King. Rebuke me not for that, which you pro
yoke : The virtue of your eye must break my oath. 5 Prin. You nick-name virtue ; vice
As the unsully'd lilly, I protest,
I would not yield to be your house's guest :
with integrity. King. O, you have liv'd in desolation here,
Unseen, unvisited, much to our shame. Prin. Not so, my lord; it is not so, I swear;
We have had pastimes here, and pleasant game. A mess of Russians left us but of late.
King. How, madam ? Russians ?
Prin. Ay, in truth, my lord ;
It is not so, my
lord: My lady, to the manner of these days, In courtesy gives undeserving praise. We four, indeed, confronted were with four In Russian habit : here they stay'd an hour, And talk'd apace; and in that hour, my lord, They did not blefs us with one happy word.
$ The virtue of your eye must break my carb.) Common sense requires us to read,
oa!b. i. e, made me. And then the reply is pertinent. It was the force of your beauty that made me break my oath, therefore you ought not to upbraid me with a crime which you yourself was the cause of. WARBURTON.
I believe the author means that the virtue, in which word goodness and power are both comprised, must di folve the obligation of the oath. The Princess, in her answer, takes the most invidious part of the ambiguity. JOHNSON.
I dare not call them fools; but this I think,
Biron. This jeft is dry to me.-Fair, gentle, sweet, Your wit makes wise things foolish : when we greet Wich
eyes best seeing, heaven's fiery eye, By light we lose light : your capacity Is of that nature, as to your huge store Wise things seem foolish, and rich things but poor.
Rof. This proves you wise and rich; for in my eyeBiron. I am a fool, and full of poverty.
Ros. But that you take what doth to you belong, It were a fault to snatch words from my tongue.
Biron. O, I am yours, and all that I possess.
Rof. There, then, that vizor ; that superfluous case, That hid the worse, and thew'd the better face. King. We are descry'd; they'll mock us now down.
right. Dum. Let us confess, and turn it to a jest. Prin. Amaz'd, my lord ? why looks your high

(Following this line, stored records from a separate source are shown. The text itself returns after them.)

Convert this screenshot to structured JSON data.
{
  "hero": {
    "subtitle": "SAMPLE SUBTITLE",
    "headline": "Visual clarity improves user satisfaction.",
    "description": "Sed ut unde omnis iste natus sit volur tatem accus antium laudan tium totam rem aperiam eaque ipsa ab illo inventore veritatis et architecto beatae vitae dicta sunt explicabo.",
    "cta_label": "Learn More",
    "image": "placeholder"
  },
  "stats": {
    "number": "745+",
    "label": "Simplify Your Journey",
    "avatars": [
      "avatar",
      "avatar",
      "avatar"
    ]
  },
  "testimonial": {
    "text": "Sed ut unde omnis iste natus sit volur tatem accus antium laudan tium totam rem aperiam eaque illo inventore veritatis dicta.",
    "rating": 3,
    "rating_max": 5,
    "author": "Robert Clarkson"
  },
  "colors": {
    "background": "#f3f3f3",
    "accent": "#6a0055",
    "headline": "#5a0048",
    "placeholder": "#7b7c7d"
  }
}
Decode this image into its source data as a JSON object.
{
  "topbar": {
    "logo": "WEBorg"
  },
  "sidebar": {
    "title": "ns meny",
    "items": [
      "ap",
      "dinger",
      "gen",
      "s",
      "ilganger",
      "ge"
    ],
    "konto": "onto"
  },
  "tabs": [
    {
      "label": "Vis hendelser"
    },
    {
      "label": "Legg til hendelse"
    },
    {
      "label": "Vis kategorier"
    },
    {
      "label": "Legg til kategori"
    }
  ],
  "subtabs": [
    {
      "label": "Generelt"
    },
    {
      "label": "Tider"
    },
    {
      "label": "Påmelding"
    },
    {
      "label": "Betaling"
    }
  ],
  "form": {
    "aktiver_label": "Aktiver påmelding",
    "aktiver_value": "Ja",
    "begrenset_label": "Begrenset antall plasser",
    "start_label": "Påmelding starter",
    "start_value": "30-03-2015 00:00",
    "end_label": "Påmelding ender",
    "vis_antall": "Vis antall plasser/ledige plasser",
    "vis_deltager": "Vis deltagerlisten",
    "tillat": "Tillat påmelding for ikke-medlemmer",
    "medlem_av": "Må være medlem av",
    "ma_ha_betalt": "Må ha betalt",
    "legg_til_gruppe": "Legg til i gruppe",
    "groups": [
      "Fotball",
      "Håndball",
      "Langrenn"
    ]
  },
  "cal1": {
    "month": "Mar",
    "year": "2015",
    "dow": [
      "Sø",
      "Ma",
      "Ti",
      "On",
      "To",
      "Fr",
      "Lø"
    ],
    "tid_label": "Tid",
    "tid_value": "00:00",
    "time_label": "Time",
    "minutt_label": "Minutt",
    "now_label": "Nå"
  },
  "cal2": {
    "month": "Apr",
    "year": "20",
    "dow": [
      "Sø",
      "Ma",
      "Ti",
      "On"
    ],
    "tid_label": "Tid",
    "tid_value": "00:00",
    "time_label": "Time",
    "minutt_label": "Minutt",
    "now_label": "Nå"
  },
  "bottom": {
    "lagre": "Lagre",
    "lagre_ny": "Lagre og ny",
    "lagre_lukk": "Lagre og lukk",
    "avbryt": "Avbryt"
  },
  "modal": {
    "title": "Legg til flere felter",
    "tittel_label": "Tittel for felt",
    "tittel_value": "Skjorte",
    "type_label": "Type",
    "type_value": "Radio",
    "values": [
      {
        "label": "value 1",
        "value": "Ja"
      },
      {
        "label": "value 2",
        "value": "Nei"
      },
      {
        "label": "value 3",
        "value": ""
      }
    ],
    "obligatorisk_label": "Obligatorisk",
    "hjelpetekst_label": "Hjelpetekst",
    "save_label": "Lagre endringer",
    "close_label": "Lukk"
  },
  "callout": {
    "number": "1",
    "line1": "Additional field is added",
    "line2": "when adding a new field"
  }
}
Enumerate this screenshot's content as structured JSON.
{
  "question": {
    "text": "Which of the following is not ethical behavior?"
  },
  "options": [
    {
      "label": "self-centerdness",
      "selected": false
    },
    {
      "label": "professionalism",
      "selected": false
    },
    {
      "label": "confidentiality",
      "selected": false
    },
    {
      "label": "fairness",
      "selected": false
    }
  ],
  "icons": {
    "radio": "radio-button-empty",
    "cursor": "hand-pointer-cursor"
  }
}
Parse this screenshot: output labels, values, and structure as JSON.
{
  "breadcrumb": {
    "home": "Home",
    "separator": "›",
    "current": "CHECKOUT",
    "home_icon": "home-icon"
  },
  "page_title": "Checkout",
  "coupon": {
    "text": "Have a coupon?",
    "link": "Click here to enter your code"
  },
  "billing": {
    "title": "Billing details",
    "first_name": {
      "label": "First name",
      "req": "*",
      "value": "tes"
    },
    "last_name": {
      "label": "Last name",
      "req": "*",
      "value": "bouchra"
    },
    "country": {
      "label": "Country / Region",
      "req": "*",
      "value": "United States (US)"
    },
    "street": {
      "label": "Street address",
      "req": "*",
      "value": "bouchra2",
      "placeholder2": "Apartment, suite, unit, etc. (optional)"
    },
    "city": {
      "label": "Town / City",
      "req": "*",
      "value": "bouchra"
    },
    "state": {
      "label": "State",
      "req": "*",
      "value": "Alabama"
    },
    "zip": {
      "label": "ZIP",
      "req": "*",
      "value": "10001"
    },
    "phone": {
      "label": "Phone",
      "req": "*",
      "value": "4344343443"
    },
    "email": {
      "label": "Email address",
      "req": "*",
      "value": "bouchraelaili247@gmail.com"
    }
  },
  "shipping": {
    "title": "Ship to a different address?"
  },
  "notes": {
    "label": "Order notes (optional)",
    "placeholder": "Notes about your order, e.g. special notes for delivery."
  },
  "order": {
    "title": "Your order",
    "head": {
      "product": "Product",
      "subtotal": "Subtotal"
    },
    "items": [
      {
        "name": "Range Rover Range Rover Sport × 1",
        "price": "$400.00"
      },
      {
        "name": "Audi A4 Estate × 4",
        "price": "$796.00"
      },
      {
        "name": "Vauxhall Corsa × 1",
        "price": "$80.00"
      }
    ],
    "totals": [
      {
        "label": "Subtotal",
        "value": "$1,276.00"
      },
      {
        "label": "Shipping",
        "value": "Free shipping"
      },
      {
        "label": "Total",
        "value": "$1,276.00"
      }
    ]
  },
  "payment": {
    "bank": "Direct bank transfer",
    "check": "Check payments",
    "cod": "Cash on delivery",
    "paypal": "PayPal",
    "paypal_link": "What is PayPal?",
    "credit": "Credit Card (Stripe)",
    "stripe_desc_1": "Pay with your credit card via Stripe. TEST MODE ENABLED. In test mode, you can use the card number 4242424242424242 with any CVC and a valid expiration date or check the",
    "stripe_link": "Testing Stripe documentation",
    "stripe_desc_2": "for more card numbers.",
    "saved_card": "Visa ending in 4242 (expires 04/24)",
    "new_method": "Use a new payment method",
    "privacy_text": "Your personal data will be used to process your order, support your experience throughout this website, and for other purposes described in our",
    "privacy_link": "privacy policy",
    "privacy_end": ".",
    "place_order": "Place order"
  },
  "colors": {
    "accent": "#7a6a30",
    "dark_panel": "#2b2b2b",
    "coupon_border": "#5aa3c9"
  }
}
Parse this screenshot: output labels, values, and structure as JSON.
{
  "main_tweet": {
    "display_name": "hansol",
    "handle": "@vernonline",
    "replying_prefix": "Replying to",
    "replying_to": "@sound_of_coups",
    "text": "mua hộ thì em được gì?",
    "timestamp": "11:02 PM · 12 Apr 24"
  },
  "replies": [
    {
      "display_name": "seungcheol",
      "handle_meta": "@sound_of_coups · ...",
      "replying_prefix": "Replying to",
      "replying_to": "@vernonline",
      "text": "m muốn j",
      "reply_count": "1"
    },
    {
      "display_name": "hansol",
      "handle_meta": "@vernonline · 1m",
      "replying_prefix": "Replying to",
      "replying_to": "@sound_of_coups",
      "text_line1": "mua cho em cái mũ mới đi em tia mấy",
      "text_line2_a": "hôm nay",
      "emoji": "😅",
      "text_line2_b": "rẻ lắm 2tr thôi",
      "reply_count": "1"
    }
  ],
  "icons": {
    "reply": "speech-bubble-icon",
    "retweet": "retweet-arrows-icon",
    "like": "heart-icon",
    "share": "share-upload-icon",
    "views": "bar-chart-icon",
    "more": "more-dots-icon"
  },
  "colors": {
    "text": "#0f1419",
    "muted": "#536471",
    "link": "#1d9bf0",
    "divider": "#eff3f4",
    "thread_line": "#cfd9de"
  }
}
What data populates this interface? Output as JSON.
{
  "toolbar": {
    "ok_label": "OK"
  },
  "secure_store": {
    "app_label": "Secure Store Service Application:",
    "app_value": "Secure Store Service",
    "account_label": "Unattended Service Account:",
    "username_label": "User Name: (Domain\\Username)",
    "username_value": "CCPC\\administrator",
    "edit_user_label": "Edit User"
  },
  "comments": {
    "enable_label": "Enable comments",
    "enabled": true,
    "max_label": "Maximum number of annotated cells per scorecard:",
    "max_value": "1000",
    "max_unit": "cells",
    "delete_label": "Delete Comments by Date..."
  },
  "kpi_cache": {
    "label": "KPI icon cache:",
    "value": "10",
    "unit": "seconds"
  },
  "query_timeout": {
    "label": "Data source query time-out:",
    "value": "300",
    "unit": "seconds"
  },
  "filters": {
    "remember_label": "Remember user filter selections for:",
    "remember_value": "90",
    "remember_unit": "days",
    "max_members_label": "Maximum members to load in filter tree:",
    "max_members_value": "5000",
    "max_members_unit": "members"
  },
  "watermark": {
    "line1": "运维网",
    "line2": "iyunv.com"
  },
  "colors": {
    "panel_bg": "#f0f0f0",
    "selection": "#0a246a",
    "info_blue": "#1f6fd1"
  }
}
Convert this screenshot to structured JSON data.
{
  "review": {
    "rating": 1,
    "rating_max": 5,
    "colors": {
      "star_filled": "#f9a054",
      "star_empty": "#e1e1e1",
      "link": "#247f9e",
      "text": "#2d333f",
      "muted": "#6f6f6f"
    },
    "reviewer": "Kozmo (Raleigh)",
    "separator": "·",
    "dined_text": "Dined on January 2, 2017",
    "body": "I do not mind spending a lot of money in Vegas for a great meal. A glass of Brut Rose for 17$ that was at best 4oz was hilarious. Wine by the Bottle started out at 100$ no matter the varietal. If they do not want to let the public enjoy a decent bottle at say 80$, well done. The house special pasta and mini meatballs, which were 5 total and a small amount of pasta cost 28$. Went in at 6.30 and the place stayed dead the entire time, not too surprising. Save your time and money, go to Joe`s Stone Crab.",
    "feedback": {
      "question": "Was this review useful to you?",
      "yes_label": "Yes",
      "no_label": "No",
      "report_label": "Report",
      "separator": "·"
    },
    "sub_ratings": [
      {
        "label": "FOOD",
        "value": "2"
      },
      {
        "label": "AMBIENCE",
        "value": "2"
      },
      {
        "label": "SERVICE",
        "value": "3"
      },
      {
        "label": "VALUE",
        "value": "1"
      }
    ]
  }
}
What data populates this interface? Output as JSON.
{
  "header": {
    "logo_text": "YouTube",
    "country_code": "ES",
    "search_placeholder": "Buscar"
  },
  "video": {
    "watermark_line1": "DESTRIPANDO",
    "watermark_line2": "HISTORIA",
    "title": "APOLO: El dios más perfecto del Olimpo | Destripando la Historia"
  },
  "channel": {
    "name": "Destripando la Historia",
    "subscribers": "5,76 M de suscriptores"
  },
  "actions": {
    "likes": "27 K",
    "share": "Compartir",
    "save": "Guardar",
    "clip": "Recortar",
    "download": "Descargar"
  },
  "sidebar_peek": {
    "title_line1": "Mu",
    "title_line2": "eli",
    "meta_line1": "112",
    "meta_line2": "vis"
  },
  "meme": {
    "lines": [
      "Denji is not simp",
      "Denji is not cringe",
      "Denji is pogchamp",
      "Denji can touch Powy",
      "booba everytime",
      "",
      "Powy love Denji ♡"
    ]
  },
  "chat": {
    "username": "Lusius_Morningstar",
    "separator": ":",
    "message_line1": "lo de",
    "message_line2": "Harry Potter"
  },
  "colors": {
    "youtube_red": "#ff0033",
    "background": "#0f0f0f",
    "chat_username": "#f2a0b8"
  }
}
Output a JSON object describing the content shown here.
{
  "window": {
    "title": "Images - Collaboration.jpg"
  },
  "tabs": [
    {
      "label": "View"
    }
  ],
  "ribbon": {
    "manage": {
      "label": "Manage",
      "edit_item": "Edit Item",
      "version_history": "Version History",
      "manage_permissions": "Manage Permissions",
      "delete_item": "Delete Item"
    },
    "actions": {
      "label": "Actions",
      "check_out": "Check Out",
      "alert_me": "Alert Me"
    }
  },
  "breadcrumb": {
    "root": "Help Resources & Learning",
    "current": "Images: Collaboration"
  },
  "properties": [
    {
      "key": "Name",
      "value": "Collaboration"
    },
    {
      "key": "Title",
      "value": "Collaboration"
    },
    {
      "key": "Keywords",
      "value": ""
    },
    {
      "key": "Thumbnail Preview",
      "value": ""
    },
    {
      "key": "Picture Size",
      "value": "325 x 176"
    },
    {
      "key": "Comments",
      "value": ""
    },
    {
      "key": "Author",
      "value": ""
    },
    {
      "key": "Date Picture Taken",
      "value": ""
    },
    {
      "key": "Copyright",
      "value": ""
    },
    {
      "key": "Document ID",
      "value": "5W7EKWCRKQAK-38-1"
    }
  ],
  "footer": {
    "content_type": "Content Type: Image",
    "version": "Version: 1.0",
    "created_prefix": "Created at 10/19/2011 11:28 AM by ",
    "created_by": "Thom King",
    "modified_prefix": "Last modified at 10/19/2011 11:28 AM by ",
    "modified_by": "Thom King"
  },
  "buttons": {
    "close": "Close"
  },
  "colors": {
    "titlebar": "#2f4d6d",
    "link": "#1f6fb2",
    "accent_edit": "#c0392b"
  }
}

ness fad ? Ref. Help, hold his brows! he'll swoon: Why look
Sea-sick, I think, coming from Muscovy.
Can any face of brass hold longer out?
Bruise me with scorn, confound me with a fout; Thrust thy fharp wit quite through my ignorance ;
Cut me to pieces with thy keen conceit;
when we grret, &c.] This is a very lofty and elegant compliment. JOHNSON. VOL. II.